The food and drinks are all decked out on the table as guests stroll in after getting past the tight security check and guard dogs.
There is no guest allocation system or assigned seating. Basically, you walk in, sit at a table and once the headcount hits 8 (or whatever the maximum seats per table), you move on to the next table. So, the bigger your congregation, the stronger your bargaining power at demanding adjoining tables from the warden.
An assortment of errr ..... food.
The orange bits are called prawns. They're boiled and served. The white bits are deformed baby octopus. They're also boiled before serving.
I think this dish has some kinda symbolic meaning to it, like the ying-yang of life, or longevity & prosperity, or maybe it's just food. Darn .... those Korean cultural classes I took were a waste of money then, weren't they?
Pieces of egg-battered fried stuff - (left to right) minced pork patties, crabstick-spam-leek kebabs and sliced cucumber. The best-when-cold principle doesn't apply here, but someone forgot to tell them that.
Deep-fried chicken nuggets. The oil-drenched paper napkin somehow just doesn't quite fit right. Maybe it's just me.
Hey you-stranger-sitting-beside-me!! That's MY piece.
Mung-bean jelly, or cheongpo muk, are sliced into strips and served with a shake of black sesame seeds.
Muk, or jelly, is a popular Korean item. They're not sweet desert jelly that many of you may be familiar with.

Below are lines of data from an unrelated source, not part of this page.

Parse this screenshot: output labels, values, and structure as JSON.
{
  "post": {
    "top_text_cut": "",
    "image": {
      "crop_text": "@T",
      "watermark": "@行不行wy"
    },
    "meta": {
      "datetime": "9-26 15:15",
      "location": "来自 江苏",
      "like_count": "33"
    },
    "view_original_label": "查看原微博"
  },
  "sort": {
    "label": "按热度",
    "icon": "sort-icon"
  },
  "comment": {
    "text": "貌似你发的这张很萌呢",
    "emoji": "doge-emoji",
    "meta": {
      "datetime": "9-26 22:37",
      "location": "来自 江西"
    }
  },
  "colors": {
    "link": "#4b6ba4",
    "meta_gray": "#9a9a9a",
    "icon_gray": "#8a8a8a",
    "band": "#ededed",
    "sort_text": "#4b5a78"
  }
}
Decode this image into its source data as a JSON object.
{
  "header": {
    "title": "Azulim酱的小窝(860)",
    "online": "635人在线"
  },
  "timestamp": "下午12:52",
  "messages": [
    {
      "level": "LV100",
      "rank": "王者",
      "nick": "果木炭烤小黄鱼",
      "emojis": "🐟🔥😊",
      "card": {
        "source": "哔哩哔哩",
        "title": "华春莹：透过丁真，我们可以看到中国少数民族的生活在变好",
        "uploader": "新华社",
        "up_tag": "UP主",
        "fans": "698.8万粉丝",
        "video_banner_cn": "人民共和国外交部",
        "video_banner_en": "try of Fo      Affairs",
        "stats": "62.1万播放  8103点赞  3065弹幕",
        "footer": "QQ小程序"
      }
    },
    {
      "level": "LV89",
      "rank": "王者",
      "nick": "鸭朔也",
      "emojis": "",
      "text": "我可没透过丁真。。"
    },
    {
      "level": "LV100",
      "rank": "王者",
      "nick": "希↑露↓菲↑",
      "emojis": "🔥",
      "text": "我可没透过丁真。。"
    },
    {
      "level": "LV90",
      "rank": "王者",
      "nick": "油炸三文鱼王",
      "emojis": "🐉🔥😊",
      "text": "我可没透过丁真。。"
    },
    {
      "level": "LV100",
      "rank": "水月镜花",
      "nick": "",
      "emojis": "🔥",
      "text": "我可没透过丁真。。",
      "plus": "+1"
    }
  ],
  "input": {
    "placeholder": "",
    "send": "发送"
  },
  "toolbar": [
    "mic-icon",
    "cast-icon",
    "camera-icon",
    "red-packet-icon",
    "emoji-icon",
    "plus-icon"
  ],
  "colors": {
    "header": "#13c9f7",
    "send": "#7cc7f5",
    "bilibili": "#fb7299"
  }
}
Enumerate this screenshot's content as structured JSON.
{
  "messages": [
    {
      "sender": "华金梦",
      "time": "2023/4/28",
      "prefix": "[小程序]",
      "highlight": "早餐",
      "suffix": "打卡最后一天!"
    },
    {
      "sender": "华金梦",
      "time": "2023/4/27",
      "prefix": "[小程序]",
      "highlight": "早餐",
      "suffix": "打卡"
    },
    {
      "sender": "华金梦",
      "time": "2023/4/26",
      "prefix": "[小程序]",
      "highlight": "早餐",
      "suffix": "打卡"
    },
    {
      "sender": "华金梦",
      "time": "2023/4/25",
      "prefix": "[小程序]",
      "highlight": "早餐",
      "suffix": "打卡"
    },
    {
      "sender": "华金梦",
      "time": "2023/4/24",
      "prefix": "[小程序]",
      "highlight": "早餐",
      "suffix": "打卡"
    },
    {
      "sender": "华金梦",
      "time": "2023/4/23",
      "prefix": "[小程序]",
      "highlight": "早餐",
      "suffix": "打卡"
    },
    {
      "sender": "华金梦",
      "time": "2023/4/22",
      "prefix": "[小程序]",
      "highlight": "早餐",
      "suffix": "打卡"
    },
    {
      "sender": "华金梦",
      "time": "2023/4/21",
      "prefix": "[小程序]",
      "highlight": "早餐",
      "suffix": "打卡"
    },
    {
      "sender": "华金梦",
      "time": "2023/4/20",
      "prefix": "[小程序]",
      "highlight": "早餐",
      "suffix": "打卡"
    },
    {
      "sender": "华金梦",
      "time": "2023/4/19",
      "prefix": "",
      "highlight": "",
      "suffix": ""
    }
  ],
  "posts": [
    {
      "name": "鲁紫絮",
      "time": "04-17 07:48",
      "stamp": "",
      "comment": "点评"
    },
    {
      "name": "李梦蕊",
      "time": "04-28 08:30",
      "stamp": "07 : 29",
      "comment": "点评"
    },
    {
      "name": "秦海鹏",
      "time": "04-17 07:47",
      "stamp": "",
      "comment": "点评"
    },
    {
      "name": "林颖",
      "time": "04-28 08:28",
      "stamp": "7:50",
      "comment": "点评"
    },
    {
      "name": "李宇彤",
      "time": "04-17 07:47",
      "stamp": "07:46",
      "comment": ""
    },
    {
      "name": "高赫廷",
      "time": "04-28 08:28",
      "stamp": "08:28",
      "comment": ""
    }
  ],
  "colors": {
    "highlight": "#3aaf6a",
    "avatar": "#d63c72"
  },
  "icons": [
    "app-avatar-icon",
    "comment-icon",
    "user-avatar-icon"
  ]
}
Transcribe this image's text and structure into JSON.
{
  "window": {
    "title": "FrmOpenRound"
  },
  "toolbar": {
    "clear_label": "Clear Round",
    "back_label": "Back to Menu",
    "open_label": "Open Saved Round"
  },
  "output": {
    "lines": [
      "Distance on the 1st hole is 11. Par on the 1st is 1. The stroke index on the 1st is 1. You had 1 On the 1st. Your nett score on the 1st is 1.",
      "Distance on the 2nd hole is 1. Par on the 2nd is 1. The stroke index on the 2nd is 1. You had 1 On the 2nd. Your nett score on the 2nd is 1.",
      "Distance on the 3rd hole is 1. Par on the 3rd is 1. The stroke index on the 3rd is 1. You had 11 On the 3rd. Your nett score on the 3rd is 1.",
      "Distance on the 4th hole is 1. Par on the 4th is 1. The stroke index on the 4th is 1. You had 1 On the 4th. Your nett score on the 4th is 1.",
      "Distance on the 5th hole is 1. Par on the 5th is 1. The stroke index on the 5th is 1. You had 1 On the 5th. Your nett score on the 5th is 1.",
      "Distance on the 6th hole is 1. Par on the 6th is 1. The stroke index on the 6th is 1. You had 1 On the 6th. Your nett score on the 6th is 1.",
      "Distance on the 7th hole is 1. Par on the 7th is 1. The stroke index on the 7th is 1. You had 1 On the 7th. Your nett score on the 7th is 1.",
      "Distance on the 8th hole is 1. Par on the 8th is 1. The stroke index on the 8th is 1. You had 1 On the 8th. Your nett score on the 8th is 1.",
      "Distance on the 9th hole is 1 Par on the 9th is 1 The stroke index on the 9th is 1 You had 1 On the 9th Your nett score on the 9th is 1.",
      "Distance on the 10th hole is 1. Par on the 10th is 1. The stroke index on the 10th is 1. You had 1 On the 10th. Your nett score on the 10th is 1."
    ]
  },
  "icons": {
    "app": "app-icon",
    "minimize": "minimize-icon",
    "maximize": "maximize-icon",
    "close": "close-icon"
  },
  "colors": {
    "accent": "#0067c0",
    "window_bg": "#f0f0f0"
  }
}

Depending on the source ingredient used, there are several varieties of muk readily found all over Korea. Most common are the above, buckwheat jelly (memil muk) and acorn jelly (dotori muk). They are served plain as side dishes or mixed with other savoury ingredients such as meat, veges and sauces to form complete meals on their own.
This is a Korean staple - rice cakes, or tteok. Tteoks are customarily served at weddings and other significant occasions (e.g. newborn's birthday, the day I complete Burnout 3, oh did I mention weddings).
There are many many kinds of tteok, some 300+ if I recall, in all shapes, colours, texture & taste. Read all about tteok here.
This is sinseollo, or hot-pot, which sits proudly in the middle of the table for all to share. Thin beef slices, mushrooms, spring onions in a sweet brown bulgogi sauce.
Each person at the table gets one of these - kalbi tang, or beef rib soup, and a bowl of rice. The soup comes piping hot, and is rich in beefy flavours. It is a clear soup, but must have been boiled for many many hours to extract that kind of flavours from the bones.
In case you're wondering, I have no idea why the silver bowls are so gigantic. You can fit your entire face into it. I know - I have the stretch marks to prove it. Some people combine the bowl of rice into the soup bowl and eat it out of one large bowl, while others keep them separate and shuttle between the 2 bowls.
So let's face it. A food-fest it is not. If you want this, just head on over to Seoul Grand Hyatt Hotel's buffet restaurant. Unlike most other wedding rituals around the world, where food, alcohol, music, dancing, games and even plate-throwing are all climax to the day's event, it's quite different here in Korea, or at least from the few that I've been privileged to be invited to. It can appear somewhat cold and stiff. If I'm wrong on this point, do let me know.
OK, so a food fest it is not. But hey, you're here for the wedding, to share in the couple's happy day, to partake in the festivities, to catch up with old friends and relatives whom you haven't seen since the groom's last wedding, to redistribute the national income, to get all dressed up instead of walking naked at home. It's not all about the food, come on.